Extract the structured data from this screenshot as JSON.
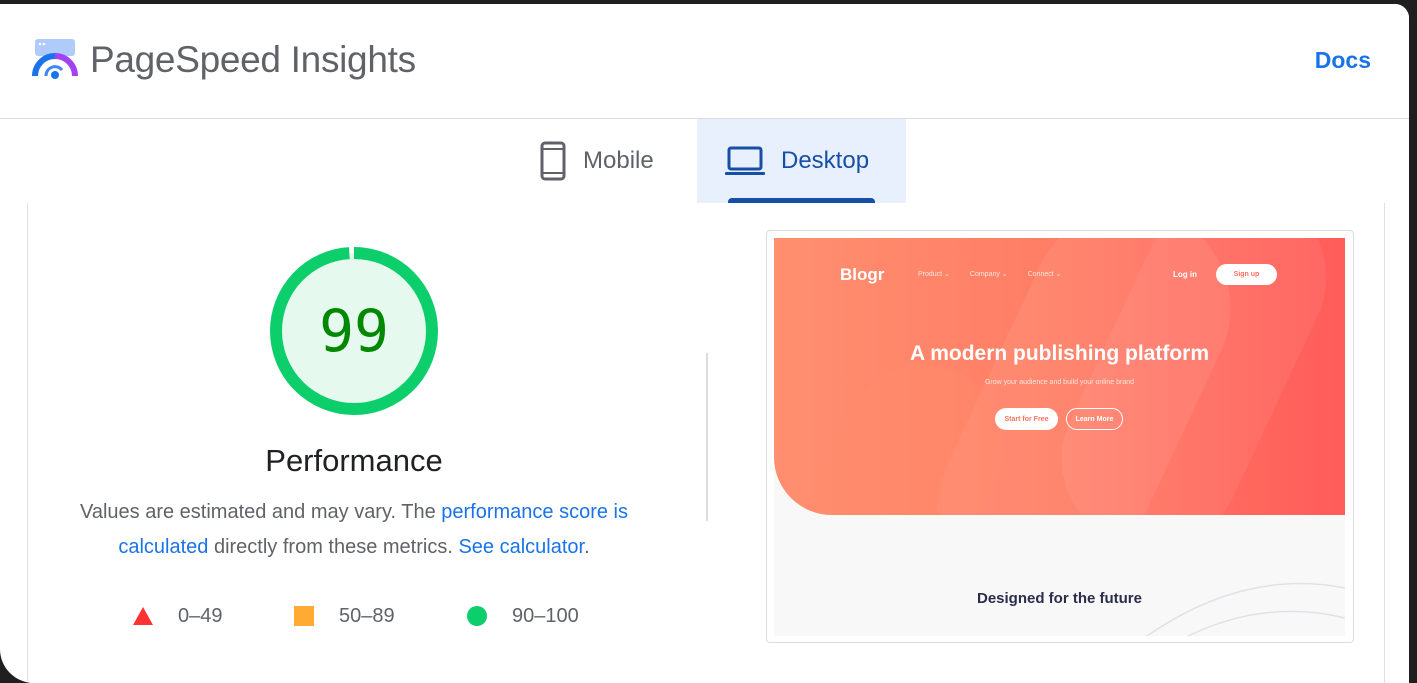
{
  "header": {
    "title": "PageSpeed Insights",
    "logo_icon": "pagespeed-logo-icon",
    "docs_label": "Docs"
  },
  "tabs": [
    {
      "label": "Mobile",
      "icon": "phone-icon",
      "selected": false
    },
    {
      "label": "Desktop",
      "icon": "laptop-icon",
      "selected": true
    }
  ],
  "performance": {
    "score": "99",
    "score_value": 99,
    "title": "Performance",
    "desc_part1": "Values are estimated and may vary. The ",
    "desc_link1": "performance score is calculated",
    "desc_part2": " directly from these metrics. ",
    "desc_link2": "See calculator",
    "desc_part3": ".",
    "legend": [
      {
        "shape": "triangle",
        "range": "0–49",
        "color": "#ff3333"
      },
      {
        "shape": "square",
        "range": "50–89",
        "color": "#ffaa33"
      },
      {
        "shape": "circle",
        "range": "90–100",
        "color": "#0cce6b"
      }
    ]
  },
  "colors": {
    "pass_ring": "#0cce6b",
    "pass_fill": "#e6f9ee",
    "pass_text": "#008800",
    "accent": "#1a73e8",
    "tab_active": "#174ea6"
  },
  "screenshot": {
    "logo": "Blogr",
    "nav": [
      "Product ⌄",
      "Company ⌄",
      "Connect ⌄"
    ],
    "login": "Log in",
    "signup": "Sign up",
    "headline": "A modern publishing platform",
    "subheadline": "Grow your audience and build your online brand",
    "cta_primary": "Start for Free",
    "cta_secondary": "Learn More",
    "section_title": "Designed for the future"
  }
}
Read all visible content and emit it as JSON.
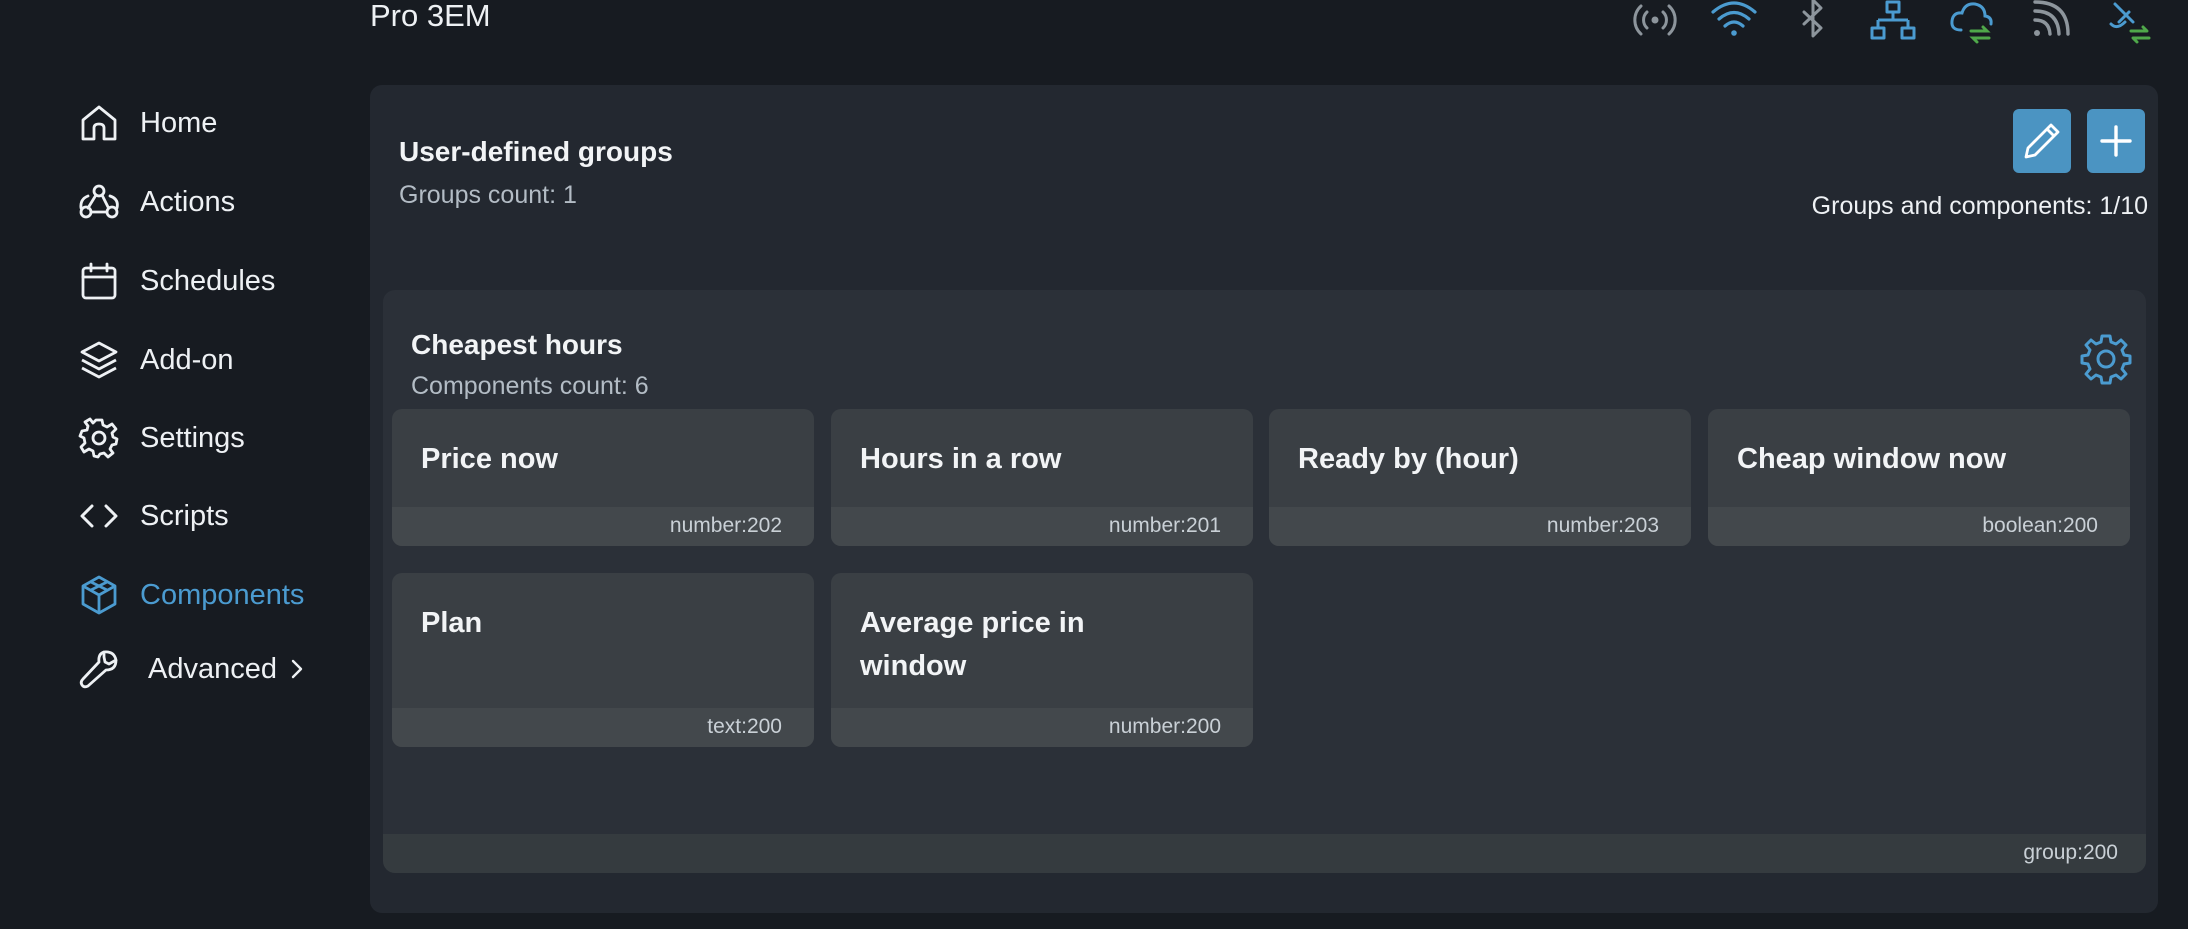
{
  "header": {
    "device_name": "Pro 3EM",
    "status_icons": [
      "broadcast-icon",
      "wifi-icon",
      "bluetooth-icon",
      "ethernet-icon",
      "cloud-sync-icon",
      "rss-icon",
      "satellite-sync-icon"
    ]
  },
  "sidebar": {
    "items": [
      {
        "label": "Home",
        "icon": "home-icon"
      },
      {
        "label": "Actions",
        "icon": "webhook-icon"
      },
      {
        "label": "Schedules",
        "icon": "calendar-icon"
      },
      {
        "label": "Add-on",
        "icon": "layers-icon"
      },
      {
        "label": "Settings",
        "icon": "gear-icon"
      },
      {
        "label": "Scripts",
        "icon": "code-icon"
      },
      {
        "label": "Components",
        "icon": "cube-icon",
        "active": true
      },
      {
        "label": "Advanced",
        "icon": "wrench-icon",
        "has_submenu": true
      }
    ]
  },
  "panel": {
    "title": "User-defined groups",
    "subtitle": "Groups count: 1",
    "counter": "Groups and components: 1/10"
  },
  "group": {
    "title": "Cheapest hours",
    "subtitle": "Components count: 6",
    "tag": "group:200",
    "components": [
      {
        "name": "Price now",
        "tag": "number:202"
      },
      {
        "name": "Hours in a row",
        "tag": "number:201"
      },
      {
        "name": "Ready by (hour)",
        "tag": "number:203"
      },
      {
        "name": "Cheap window now",
        "tag": "boolean:200"
      },
      {
        "name": "Plan",
        "tag": "text:200"
      },
      {
        "name": "Average price in window",
        "tag": "number:200"
      }
    ]
  },
  "colors": {
    "accent": "#4b9bd0",
    "button": "#4b94c2",
    "sync_green": "#4fa84a"
  }
}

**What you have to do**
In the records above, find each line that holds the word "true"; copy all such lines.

**Solution**
      "selected": true
        "active": true
        "has_submenu": true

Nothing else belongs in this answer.